Jacob Epstein (1880-1959), one of the leading British sculptors of the twentieth century, was born in America, the son of Polish Jewish immigrants who ran a successful business on the lower East side of New York. He spent the formative years of his childhood drawing the exotic, down-at-heels crowds which gathered from all over the world in the city’s poorer districts. Throughout his life, he remained fascinated by the variety of human races and traditions, looking to distant countries for his artistic inspiration.
In 1902, he moved to Paris, then the world capital of art, to study at the city’s famous art schools. Yet in 1905, a trip to the British Museum in London, with its treasure trove of art from all parts of the globe, persuaded him to settle in Britain. The country became his home. In 1911, he acquired British citizenship. His two wives and five children were British, and in 1954 he was knighted, the ultimate honour reserved for British subjects. However, an aura of foreignness always surrounded Epstein and his work, exposing him to zenophobic suspicion. He was ever an outsider, always, as one critic called him, ‘a sculptor in revolt’.
For much of his career, Epstein worked alone, avoiding artistic coteries. Yet briefly, before the First World War (1914-18), he drew close to other young sculptors who shared his fascination with non-European art. Together with artists such as Eric Gill and Henri Gaudier-Brzeska, he worked to revitalise the tradition of British sculpture, correcting what they perceived as its weaknesses. They promoted the practice of ‘direct carving’, whereby the sculptor works out his ideas directly in stone, instead of copying a clay model. This practice, they believed, respects the nature of the material in hand. Rather than carving the rock into a life-like form, they created forms responsive to its shape and grain. The many photographs in the Courtauld collection of Epstein at work, such as Maternity (1910), or of sculpture in progress in his studio, such as Night (1928-29), emphasise the direct relationship between the artist and his material.
Epstein eventually dissociated himself from avant-garde groups, partly because he drew back from the abstract experiments which dominated twentieth-century art. For him, the human subject was central. The modelling of realistic portraits in clay (for instance his Self-Portrait of 1920) was always an important part of his work, running parallel with his non-naturalistic stone carving. His interpretation of humanity, however, was never conventional, and earned him enemies. Critics accused him of creating figures which were deliberately ugly, deformed and obscene, demeaning the themes of motherhood, commemoration and religious suffering which characterised his greatest work. He retorted that everything is beautiful, and that moreover his purpose was to express emotions beyond beauty.

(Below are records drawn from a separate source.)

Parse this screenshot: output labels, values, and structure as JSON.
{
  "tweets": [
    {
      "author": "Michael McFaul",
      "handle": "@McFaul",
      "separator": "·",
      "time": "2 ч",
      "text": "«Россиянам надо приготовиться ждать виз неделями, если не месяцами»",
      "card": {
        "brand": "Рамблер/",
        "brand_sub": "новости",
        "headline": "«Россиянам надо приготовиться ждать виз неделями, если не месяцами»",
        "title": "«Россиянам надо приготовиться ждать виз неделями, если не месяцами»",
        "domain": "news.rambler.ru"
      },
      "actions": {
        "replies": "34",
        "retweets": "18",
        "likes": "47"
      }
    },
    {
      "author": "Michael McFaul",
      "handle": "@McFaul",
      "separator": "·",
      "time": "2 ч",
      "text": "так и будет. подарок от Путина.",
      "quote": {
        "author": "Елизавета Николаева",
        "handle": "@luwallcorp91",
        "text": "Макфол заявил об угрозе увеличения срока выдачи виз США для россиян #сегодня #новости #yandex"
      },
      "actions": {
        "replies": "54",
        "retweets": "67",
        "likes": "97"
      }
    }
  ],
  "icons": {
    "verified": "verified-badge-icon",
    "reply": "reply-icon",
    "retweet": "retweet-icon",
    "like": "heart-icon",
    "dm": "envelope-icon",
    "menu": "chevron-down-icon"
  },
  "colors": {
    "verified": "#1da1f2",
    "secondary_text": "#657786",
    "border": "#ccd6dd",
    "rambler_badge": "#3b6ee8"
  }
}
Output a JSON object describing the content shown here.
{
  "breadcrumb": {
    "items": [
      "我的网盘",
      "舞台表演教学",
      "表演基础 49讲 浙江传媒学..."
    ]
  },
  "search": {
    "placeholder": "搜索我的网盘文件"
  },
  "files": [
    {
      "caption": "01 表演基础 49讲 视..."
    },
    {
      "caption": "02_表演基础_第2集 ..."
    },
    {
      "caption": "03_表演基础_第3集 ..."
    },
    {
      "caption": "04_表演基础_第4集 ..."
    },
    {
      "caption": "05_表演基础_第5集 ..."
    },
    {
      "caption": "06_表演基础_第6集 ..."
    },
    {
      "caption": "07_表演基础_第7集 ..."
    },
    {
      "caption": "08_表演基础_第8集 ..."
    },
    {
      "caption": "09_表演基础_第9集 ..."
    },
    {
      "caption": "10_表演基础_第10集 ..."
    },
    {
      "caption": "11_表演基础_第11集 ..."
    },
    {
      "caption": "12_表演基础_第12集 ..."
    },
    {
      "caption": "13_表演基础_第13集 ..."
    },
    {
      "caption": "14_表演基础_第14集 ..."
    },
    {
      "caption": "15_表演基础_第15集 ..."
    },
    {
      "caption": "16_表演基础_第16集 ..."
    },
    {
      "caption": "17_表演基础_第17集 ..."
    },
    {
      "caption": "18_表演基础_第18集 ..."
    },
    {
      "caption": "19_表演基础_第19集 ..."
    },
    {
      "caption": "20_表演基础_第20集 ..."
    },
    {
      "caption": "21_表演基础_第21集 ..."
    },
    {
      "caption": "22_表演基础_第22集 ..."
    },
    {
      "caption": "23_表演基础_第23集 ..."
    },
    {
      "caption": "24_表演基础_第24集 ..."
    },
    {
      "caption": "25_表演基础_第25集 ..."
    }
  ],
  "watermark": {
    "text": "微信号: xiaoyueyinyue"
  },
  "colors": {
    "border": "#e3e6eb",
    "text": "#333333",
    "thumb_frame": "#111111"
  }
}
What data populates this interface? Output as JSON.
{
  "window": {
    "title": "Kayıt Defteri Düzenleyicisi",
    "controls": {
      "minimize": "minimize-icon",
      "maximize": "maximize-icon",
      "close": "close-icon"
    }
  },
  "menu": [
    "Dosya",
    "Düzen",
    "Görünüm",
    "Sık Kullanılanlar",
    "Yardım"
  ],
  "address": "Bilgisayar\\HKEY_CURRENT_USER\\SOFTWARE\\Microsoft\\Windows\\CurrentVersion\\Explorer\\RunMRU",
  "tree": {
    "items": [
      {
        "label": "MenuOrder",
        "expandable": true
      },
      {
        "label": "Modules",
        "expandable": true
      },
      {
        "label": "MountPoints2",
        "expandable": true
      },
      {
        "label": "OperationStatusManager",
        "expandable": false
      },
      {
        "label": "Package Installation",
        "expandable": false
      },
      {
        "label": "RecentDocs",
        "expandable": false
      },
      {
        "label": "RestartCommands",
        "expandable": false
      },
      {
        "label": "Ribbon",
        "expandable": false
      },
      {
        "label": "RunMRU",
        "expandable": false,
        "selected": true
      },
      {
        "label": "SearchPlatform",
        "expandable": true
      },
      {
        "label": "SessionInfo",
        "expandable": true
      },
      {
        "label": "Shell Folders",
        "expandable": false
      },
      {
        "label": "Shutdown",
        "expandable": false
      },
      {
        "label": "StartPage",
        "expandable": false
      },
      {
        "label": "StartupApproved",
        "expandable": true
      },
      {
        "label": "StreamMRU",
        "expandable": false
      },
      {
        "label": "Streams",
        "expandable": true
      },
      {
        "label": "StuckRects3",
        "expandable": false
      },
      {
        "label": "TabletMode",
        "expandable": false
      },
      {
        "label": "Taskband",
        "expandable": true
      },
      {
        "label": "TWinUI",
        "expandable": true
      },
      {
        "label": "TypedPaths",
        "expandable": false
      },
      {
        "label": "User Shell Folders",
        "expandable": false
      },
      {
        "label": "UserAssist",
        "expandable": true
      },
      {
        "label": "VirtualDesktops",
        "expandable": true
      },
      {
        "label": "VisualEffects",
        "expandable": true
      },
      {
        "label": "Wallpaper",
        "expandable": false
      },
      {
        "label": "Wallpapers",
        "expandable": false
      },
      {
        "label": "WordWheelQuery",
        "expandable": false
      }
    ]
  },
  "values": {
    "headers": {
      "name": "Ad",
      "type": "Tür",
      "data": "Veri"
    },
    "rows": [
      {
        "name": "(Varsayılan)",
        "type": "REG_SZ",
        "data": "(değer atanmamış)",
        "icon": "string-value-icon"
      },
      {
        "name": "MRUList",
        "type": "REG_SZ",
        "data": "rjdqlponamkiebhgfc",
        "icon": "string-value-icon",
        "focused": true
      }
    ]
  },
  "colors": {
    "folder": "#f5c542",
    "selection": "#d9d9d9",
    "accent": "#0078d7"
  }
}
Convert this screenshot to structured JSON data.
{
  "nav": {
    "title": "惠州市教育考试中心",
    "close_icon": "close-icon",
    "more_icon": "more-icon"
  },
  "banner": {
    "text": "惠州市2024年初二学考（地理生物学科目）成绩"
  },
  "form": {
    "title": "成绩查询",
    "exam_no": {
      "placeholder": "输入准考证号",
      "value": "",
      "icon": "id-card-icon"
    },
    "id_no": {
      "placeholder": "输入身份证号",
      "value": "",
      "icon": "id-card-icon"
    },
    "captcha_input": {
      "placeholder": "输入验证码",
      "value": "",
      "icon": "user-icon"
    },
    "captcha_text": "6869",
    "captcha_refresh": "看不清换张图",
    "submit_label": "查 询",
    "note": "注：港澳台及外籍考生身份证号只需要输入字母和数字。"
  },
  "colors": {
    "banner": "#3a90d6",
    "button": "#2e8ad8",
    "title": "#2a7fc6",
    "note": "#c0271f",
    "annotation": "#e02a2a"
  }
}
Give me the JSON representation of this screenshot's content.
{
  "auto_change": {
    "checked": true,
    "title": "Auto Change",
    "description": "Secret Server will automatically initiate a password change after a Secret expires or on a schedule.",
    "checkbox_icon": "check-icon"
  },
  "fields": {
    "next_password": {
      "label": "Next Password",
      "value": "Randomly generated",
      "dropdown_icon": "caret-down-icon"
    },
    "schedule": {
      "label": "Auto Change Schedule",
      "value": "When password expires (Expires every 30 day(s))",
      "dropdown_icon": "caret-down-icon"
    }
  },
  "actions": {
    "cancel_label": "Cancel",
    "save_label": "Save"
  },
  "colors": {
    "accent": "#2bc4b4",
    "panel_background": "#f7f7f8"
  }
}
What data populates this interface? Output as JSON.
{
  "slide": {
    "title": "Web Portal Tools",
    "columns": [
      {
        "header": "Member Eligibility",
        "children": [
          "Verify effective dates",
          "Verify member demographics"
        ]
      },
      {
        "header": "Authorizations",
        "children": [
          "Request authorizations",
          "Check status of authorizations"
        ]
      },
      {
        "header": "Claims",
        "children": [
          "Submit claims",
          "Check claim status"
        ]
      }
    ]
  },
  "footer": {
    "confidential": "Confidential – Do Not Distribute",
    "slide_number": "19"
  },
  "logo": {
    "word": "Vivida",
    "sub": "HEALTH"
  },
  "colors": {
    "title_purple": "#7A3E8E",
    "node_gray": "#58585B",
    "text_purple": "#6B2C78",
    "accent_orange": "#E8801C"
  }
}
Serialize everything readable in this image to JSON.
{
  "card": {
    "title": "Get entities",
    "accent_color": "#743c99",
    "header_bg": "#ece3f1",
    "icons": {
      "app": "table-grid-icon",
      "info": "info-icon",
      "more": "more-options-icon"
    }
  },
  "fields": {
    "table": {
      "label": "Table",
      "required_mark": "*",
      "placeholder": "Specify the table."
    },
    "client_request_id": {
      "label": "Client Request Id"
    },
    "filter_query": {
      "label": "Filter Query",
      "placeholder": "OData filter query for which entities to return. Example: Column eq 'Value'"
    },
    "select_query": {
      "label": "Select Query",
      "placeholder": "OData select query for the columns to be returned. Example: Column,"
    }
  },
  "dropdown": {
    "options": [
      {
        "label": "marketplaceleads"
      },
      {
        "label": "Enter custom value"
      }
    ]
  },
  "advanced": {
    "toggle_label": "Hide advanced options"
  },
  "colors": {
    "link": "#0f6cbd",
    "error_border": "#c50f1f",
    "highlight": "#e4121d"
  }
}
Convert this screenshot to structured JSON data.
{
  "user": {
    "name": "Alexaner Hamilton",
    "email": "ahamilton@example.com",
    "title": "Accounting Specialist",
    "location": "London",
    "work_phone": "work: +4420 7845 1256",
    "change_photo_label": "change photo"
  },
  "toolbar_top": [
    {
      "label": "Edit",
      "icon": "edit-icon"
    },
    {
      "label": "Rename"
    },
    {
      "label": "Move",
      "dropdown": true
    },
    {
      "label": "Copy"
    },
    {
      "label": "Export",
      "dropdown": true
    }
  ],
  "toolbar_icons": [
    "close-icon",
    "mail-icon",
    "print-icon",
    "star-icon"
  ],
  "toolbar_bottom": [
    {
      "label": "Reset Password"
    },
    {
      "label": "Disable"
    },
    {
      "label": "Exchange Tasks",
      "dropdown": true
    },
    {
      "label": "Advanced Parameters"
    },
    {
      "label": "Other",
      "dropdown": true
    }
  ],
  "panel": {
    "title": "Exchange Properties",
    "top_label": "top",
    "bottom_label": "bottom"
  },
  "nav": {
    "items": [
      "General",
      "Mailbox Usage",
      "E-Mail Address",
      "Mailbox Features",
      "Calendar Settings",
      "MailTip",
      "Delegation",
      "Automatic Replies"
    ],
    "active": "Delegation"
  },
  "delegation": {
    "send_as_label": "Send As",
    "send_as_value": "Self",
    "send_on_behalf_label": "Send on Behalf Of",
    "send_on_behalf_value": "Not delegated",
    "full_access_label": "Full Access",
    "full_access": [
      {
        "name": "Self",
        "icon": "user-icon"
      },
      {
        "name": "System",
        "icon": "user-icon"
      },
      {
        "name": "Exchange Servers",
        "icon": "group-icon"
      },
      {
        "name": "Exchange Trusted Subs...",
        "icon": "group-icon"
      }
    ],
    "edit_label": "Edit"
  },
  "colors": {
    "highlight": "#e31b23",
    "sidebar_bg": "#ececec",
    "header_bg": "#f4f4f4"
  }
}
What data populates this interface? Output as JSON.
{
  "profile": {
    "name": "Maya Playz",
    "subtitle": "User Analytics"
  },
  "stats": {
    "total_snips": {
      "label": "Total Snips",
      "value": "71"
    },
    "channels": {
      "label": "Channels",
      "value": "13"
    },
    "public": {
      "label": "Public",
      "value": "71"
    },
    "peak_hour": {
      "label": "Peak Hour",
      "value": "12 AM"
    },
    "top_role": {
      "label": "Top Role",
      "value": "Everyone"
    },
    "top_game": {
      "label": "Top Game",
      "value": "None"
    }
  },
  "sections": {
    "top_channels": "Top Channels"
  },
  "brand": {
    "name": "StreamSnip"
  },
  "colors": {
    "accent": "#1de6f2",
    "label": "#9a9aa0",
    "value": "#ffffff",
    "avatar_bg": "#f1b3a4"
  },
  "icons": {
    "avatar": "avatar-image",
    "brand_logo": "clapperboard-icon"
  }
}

The question of what is beautiful, and to what extent artists should restrict themselves to beautiful subjects, made Epstein a target for tabloid scandal all his life, and remains controversial to this day.
The caricature of Epstein as iconoclast, wreaking havoc on traditional art, scarcely fits his own explanation of his work. Repeatedly, he asserted his enormous respect for tradition. Only, his definition of tradition departed from the norm, in that he rejected the development of European art since the Renaissance. In works such as Primaeval Gods (1931-33), he looked instead to the ancient, non-Western cultures of Egypt, archaic Greece, China, Africa and Oceania. Again, his childhood awareness of the wealth of nationalities made itself felt. Epstein believed in universal aesthetic values, consistent across time and space. In the early twenty-first century, when many people are acutely aware of cultural differences, his panoramic vision seems curiously ahistorical. Yet his monolithic concept of an international tradition is more appealing than the other monoliths - imperialism, aggressive nationalism, communism, fascism - that sent waves of destruction across the world during his life.
After his death, the sculptor Henry Moore paid tribute to Epstein’s courage as a pioneering artist who bore the brunt of critical derision. His repeated exposure to controversy made it far easier for other sculptors, such as Moore, to follow in his wake. However, Epstein was not primarily a sensationalist. As the images displayed on this web-site demonstrate, his art is still capable of provoking a powerful emotional and intellectual response beyond the shock of its first exhibition.